The simulator is part of an exhibition that looks back on the Battle of the Britain and the Second World War with some exhibits, such as German medals given for motherhood, also showing a German perspective. Look out for a damaged Thermos flask which saved an airman from potentially fatal shrapnel wounds.
5. Enjoy the seafood
The Thanet towns have always had a reputation for fish and seafood. Cockles and whelks from seaside stalls and perfect fish ‘n chips from Peter’s Fish Factory.
Now Thanet is becoming a foodie destination too. Bouillabaisse, crab dumplings, monkfish curries, oysters, tapas plates and squid tempura are appearing on the menus. Alongside the dishes, English wines from Kent and neighbouring Sussex are providing fine accompaniments.
6. Morelli’s 1950s ice-cream parlour, Broadstairs
Every morning since 1907 Morelli has made fresh ice-cream, bringing their gelato recipe from Southern Italy. Originally, selling scoops from their bicycle and wagon. Mario Morelli opened Morelli’s ice cream parlour in Broadstairs in 1932.
Currently, the parlour keeps its iconic 1950s flying canopy, original Lloyd Loom chairs and pink leatherette parlour seating. Regulars say the Italian coffee is just as good as the gelato.
7. The Shell Grotto, Margate
Since its discovery in 1835, the Shell Grotto has been Margaret’s great subterranean mystery. Visitors descend into a cavern of more than 4.6 million shells from cockles, mussels, limpets, oysters and scallops.
Some consider the 300 square feet of shell displays to be a Georgian folly but it was far from any significant estates. Others argue that it could be Roman, though scientific analysis of its mortar has not produced any conclusive evidence.

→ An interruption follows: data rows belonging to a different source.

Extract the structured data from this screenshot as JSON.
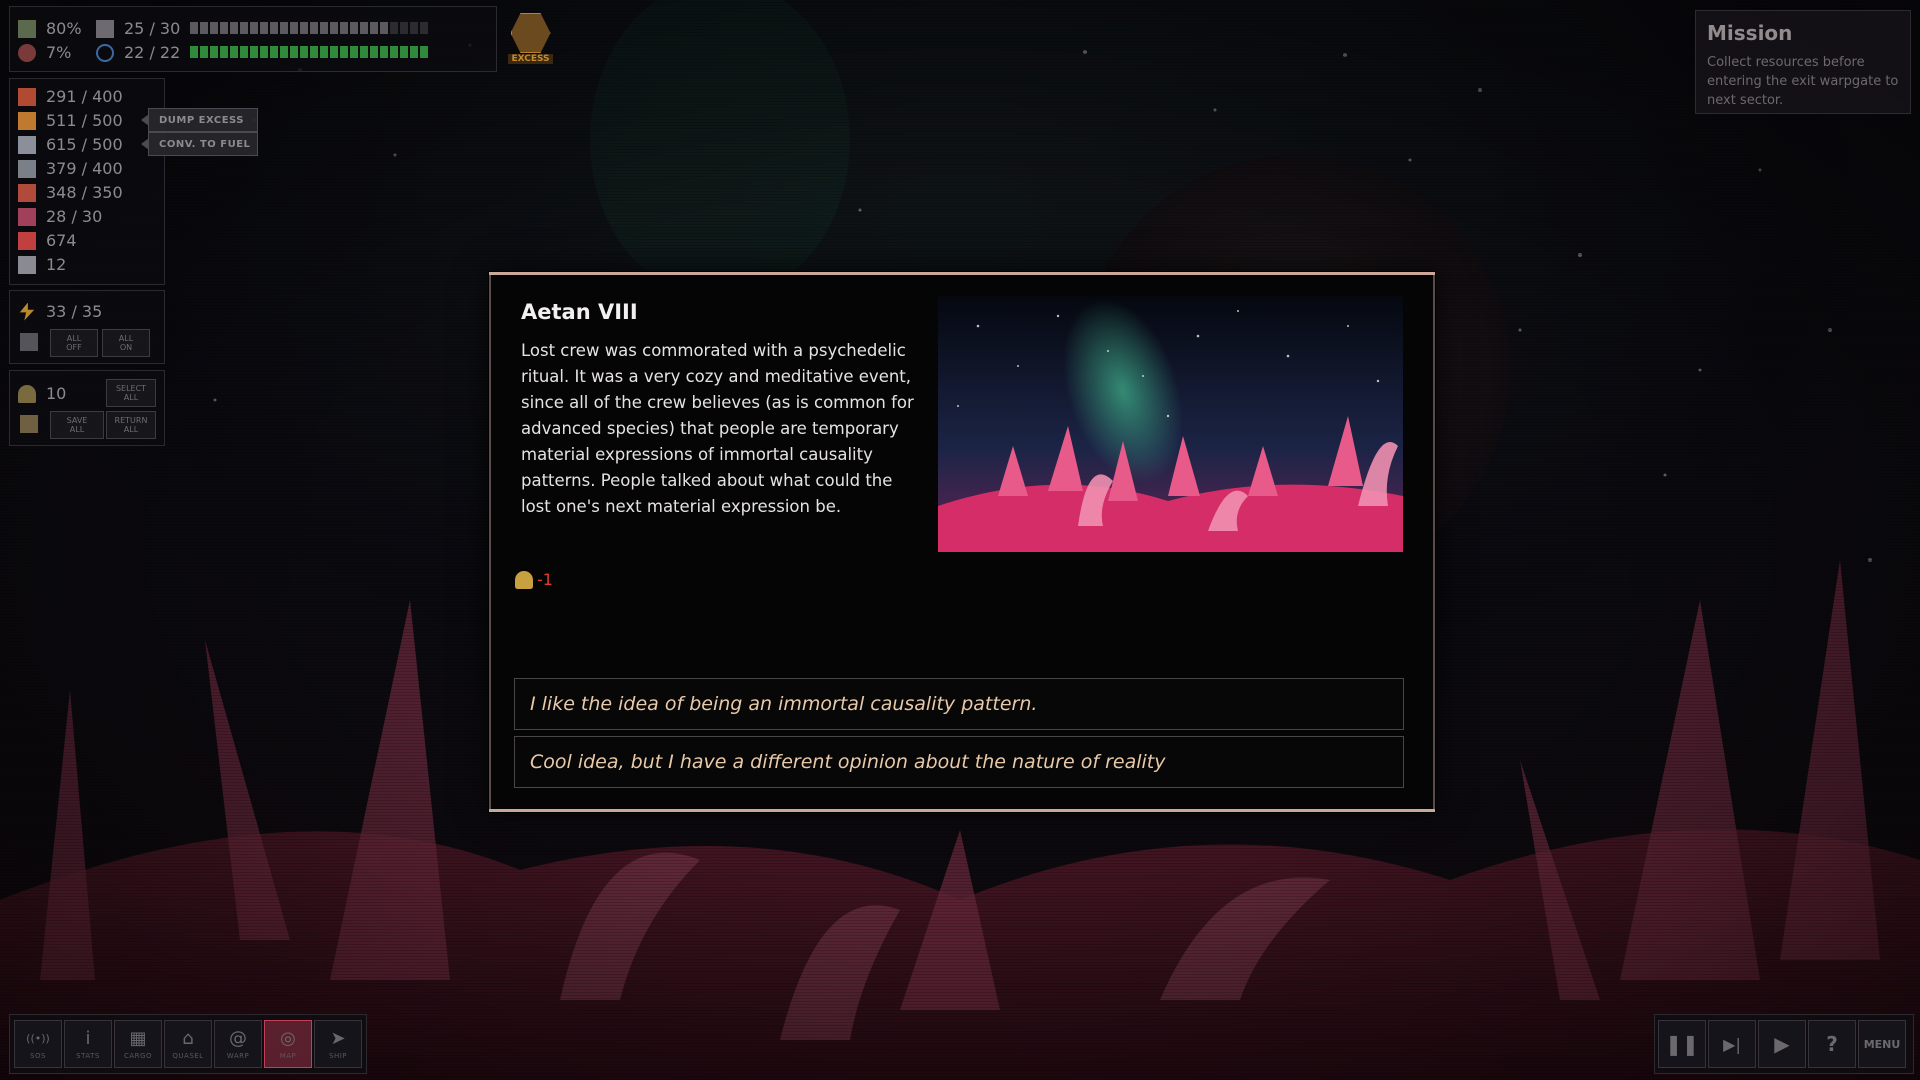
{
  "stats": {
    "hull_pct": "80%",
    "crew_capacity": "25 / 30",
    "damage_pct": "7%",
    "energy_capacity": "22 / 22"
  },
  "excess_badge": "EXCESS",
  "resources": [
    {
      "icon": "food-icon",
      "value": "291 / 400",
      "color": "#b04a32"
    },
    {
      "icon": "fuel-icon",
      "value": "511 / 500",
      "color": "#c07a30"
    },
    {
      "icon": "metal-icon",
      "value": "615 / 500",
      "color": "#8a8f9a"
    },
    {
      "icon": "crystals-icon",
      "value": "379 / 400",
      "color": "#7a7f88"
    },
    {
      "icon": "ammo-icon",
      "value": "348 / 350",
      "color": "#b04a3a"
    },
    {
      "icon": "exotics-icon",
      "value": "28 / 30",
      "color": "#a0405a"
    },
    {
      "icon": "credits-icon",
      "value": "674",
      "color": "#c04040"
    },
    {
      "icon": "research-icon",
      "value": "12",
      "color": "#8a8a92"
    }
  ],
  "cargo_actions": {
    "dump_excess": "DUMP EXCESS",
    "convert_fuel": "CONV. TO FUEL"
  },
  "power": {
    "value": "33 / 35",
    "all_off": "ALL\nOFF",
    "all_on": "ALL\nON"
  },
  "crew": {
    "count": "10",
    "select_all": "SELECT\nALL",
    "save_all": "SAVE\nALL",
    "return_all": "RETURN\nALL"
  },
  "mission": {
    "title": "Mission",
    "text": "Collect resources before entering the exit warpgate to next sector."
  },
  "event": {
    "title": "Aetan VIII",
    "body": "Lost crew was commorated with a psychedelic ritual. It was a very cozy and meditative event, since all of the crew believes (as is common for advanced species) that people are temporary material expressions of immortal causality patterns. People talked about what could the lost one's next material expression be.",
    "effect_value": "-1",
    "choices": [
      "I like the idea of being an immortal causality pattern.",
      "Cool idea, but I have a different opinion about the nature of reality"
    ]
  },
  "toolbar": [
    {
      "icon": "sos-icon",
      "label": "SOS",
      "glyph": "((•))"
    },
    {
      "icon": "info-icon",
      "label": "STATS",
      "glyph": "i"
    },
    {
      "icon": "cargo-icon",
      "label": "CARGO",
      "glyph": "▦"
    },
    {
      "icon": "quasel-icon",
      "label": "QUASEL",
      "glyph": "⌂"
    },
    {
      "icon": "warp-icon",
      "label": "WARP",
      "glyph": "@"
    },
    {
      "icon": "map-icon",
      "label": "MAP",
      "glyph": "◎"
    },
    {
      "icon": "ship-icon",
      "label": "SHIP",
      "glyph": "➤"
    }
  ],
  "controls": {
    "pause": "❚❚",
    "step": "▶|",
    "play": "▶",
    "help": "?",
    "menu": "MENU"
  }
}
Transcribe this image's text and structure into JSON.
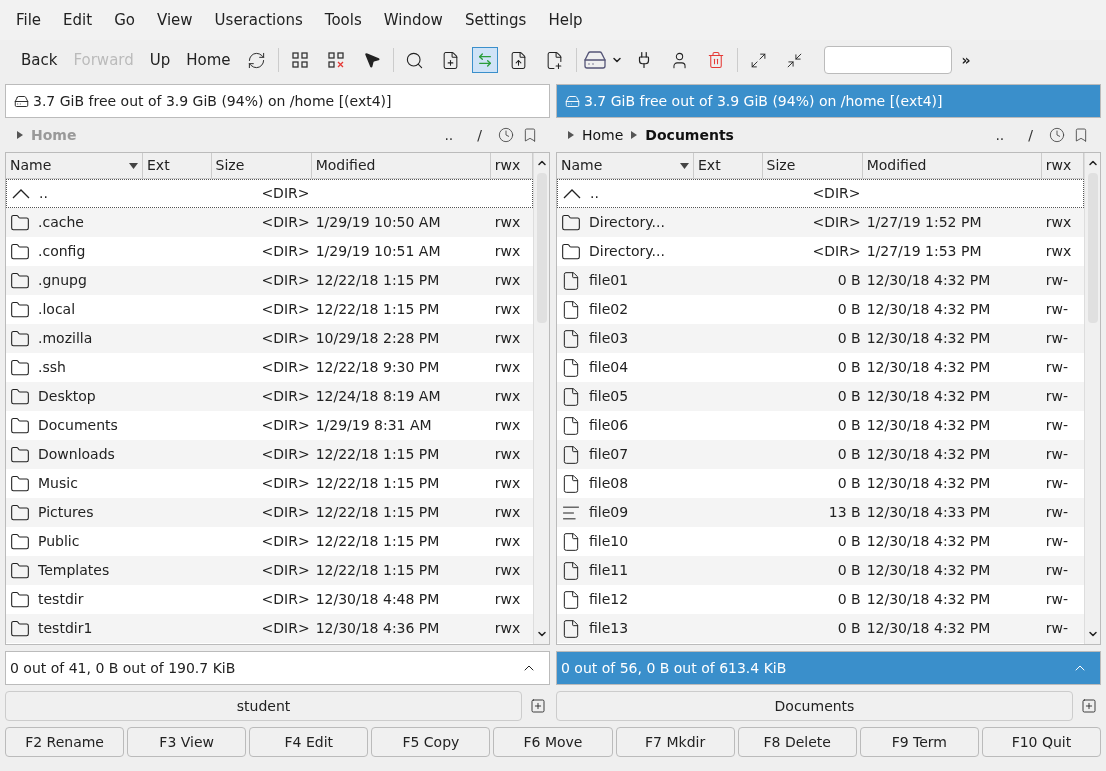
{
  "menu": [
    "File",
    "Edit",
    "Go",
    "View",
    "Useractions",
    "Tools",
    "Window",
    "Settings",
    "Help"
  ],
  "toolbar": {
    "nav_buttons": [
      {
        "label": "Back",
        "disabled": false
      },
      {
        "label": "Forward",
        "disabled": true
      },
      {
        "label": "Up",
        "disabled": false
      },
      {
        "label": "Home",
        "disabled": false
      }
    ],
    "overflow": "»"
  },
  "panels": [
    {
      "active": false,
      "disk_info": "3.7 GiB free out of 3.9 GiB (94%) on /home [(ext4)]",
      "breadcrumb": [
        {
          "label": "Home",
          "current": true
        }
      ],
      "path_buttons": [
        "..",
        "/"
      ],
      "columns": [
        "Name",
        "Ext",
        "Size",
        "Modified",
        "rwx"
      ],
      "rows": [
        {
          "kind": "parent",
          "name": "..",
          "size": "<DIR>"
        },
        {
          "kind": "folder",
          "name": ".cache",
          "size": "<DIR>",
          "modified": "1/29/19 10:50 AM",
          "rwx": "rwx"
        },
        {
          "kind": "folder",
          "name": ".config",
          "size": "<DIR>",
          "modified": "1/29/19 10:51 AM",
          "rwx": "rwx"
        },
        {
          "kind": "folder",
          "name": ".gnupg",
          "size": "<DIR>",
          "modified": "12/22/18 1:15 PM",
          "rwx": "rwx"
        },
        {
          "kind": "folder",
          "name": ".local",
          "size": "<DIR>",
          "modified": "12/22/18 1:15 PM",
          "rwx": "rwx"
        },
        {
          "kind": "folder",
          "name": ".mozilla",
          "size": "<DIR>",
          "modified": "10/29/18 2:28 PM",
          "rwx": "rwx"
        },
        {
          "kind": "folder",
          "name": ".ssh",
          "size": "<DIR>",
          "modified": "12/22/18 9:30 PM",
          "rwx": "rwx"
        },
        {
          "kind": "folder",
          "name": "Desktop",
          "size": "<DIR>",
          "modified": "12/24/18 8:19 AM",
          "rwx": "rwx"
        },
        {
          "kind": "folder",
          "name": "Documents",
          "size": "<DIR>",
          "modified": "1/29/19 8:31 AM",
          "rwx": "rwx"
        },
        {
          "kind": "folder",
          "name": "Downloads",
          "size": "<DIR>",
          "modified": "12/22/18 1:15 PM",
          "rwx": "rwx"
        },
        {
          "kind": "folder",
          "name": "Music",
          "size": "<DIR>",
          "modified": "12/22/18 1:15 PM",
          "rwx": "rwx"
        },
        {
          "kind": "folder",
          "name": "Pictures",
          "size": "<DIR>",
          "modified": "12/22/18 1:15 PM",
          "rwx": "rwx"
        },
        {
          "kind": "folder",
          "name": "Public",
          "size": "<DIR>",
          "modified": "12/22/18 1:15 PM",
          "rwx": "rwx"
        },
        {
          "kind": "folder",
          "name": "Templates",
          "size": "<DIR>",
          "modified": "12/22/18 1:15 PM",
          "rwx": "rwx"
        },
        {
          "kind": "folder",
          "name": "testdir",
          "size": "<DIR>",
          "modified": "12/30/18 4:48 PM",
          "rwx": "rwx"
        },
        {
          "kind": "folder",
          "name": "testdir1",
          "size": "<DIR>",
          "modified": "12/30/18 4:36 PM",
          "rwx": "rwx"
        }
      ],
      "status": "0 out of 41, 0 B out of 190.7 KiB",
      "command": "student"
    },
    {
      "active": true,
      "disk_info": "3.7 GiB free out of 3.9 GiB (94%) on /home [(ext4)]",
      "breadcrumb": [
        {
          "label": "Home",
          "current": false
        },
        {
          "label": "Documents",
          "current": true
        }
      ],
      "path_buttons": [
        "..",
        "/"
      ],
      "columns": [
        "Name",
        "Ext",
        "Size",
        "Modified",
        "rwx"
      ],
      "rows": [
        {
          "kind": "parent",
          "name": "..",
          "size": "<DIR>"
        },
        {
          "kind": "folder",
          "name": "Directory...",
          "size": "<DIR>",
          "modified": "1/27/19 1:52 PM",
          "rwx": "rwx"
        },
        {
          "kind": "folder",
          "name": "Directory...",
          "size": "<DIR>",
          "modified": "1/27/19 1:53 PM",
          "rwx": "rwx"
        },
        {
          "kind": "file",
          "name": "file01",
          "size": "0 B",
          "modified": "12/30/18 4:32 PM",
          "rwx": "rw-"
        },
        {
          "kind": "file",
          "name": "file02",
          "size": "0 B",
          "modified": "12/30/18 4:32 PM",
          "rwx": "rw-"
        },
        {
          "kind": "file",
          "name": "file03",
          "size": "0 B",
          "modified": "12/30/18 4:32 PM",
          "rwx": "rw-"
        },
        {
          "kind": "file",
          "name": "file04",
          "size": "0 B",
          "modified": "12/30/18 4:32 PM",
          "rwx": "rw-"
        },
        {
          "kind": "file",
          "name": "file05",
          "size": "0 B",
          "modified": "12/30/18 4:32 PM",
          "rwx": "rw-"
        },
        {
          "kind": "file",
          "name": "file06",
          "size": "0 B",
          "modified": "12/30/18 4:32 PM",
          "rwx": "rw-"
        },
        {
          "kind": "file",
          "name": "file07",
          "size": "0 B",
          "modified": "12/30/18 4:32 PM",
          "rwx": "rw-"
        },
        {
          "kind": "file",
          "name": "file08",
          "size": "0 B",
          "modified": "12/30/18 4:32 PM",
          "rwx": "rw-"
        },
        {
          "kind": "text",
          "name": "file09",
          "size": "13 B",
          "modified": "12/30/18 4:33 PM",
          "rwx": "rw-"
        },
        {
          "kind": "file",
          "name": "file10",
          "size": "0 B",
          "modified": "12/30/18 4:32 PM",
          "rwx": "rw-"
        },
        {
          "kind": "file",
          "name": "file11",
          "size": "0 B",
          "modified": "12/30/18 4:32 PM",
          "rwx": "rw-"
        },
        {
          "kind": "file",
          "name": "file12",
          "size": "0 B",
          "modified": "12/30/18 4:32 PM",
          "rwx": "rw-"
        },
        {
          "kind": "file",
          "name": "file13",
          "size": "0 B",
          "modified": "12/30/18 4:32 PM",
          "rwx": "rw-"
        }
      ],
      "status": "0 out of 56, 0 B out of 613.4 KiB",
      "command": "Documents"
    }
  ],
  "function_keys": [
    "F2 Rename",
    "F3 View",
    "F4 Edit",
    "F5 Copy",
    "F6 Move",
    "F7 Mkdir",
    "F8 Delete",
    "F9 Term",
    "F10 Quit"
  ]
}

8. Margate’s Old Town
Tracey Emin, Margate’s foremost artist ,has returned to her hometown and other artists have followed her. Art lovers walk around Margate’s Old Town calling into the galleries.
Amongst these narrow streets a cluster of shops selling vintage clothing is thriving. It’s a place for finding vintage comics, vinyl records and antiques.
9. Thanet’s blue plaques
Thanet has had more than its fair share of historic figures. At Ramsgate you can walk a blue plaque trail. Surprisingly, the Nayland Rock shelter overlooking Margate beach played a part in producing one of English Literature’s greatest modern poems. Whilst convalescing from nervous exhaustion in October and November 1921, T. S. Eliot wrote his famous lines for The Waste Land “On Margate Sands / I can connect / Nothing with nothing.”
In its heyday, Dreamland drew thousands of holidaymakers from London and beyond. This was a fantasyland of candy floss, ghost trains, fairground stalls and rollercoasters. After a multi-million-pound refurbishment, Dreamland’s neon signs shine brightly again contributing to Margate’s regeneration.
Disclosure: Our visit was sponsored by Visit Thanet.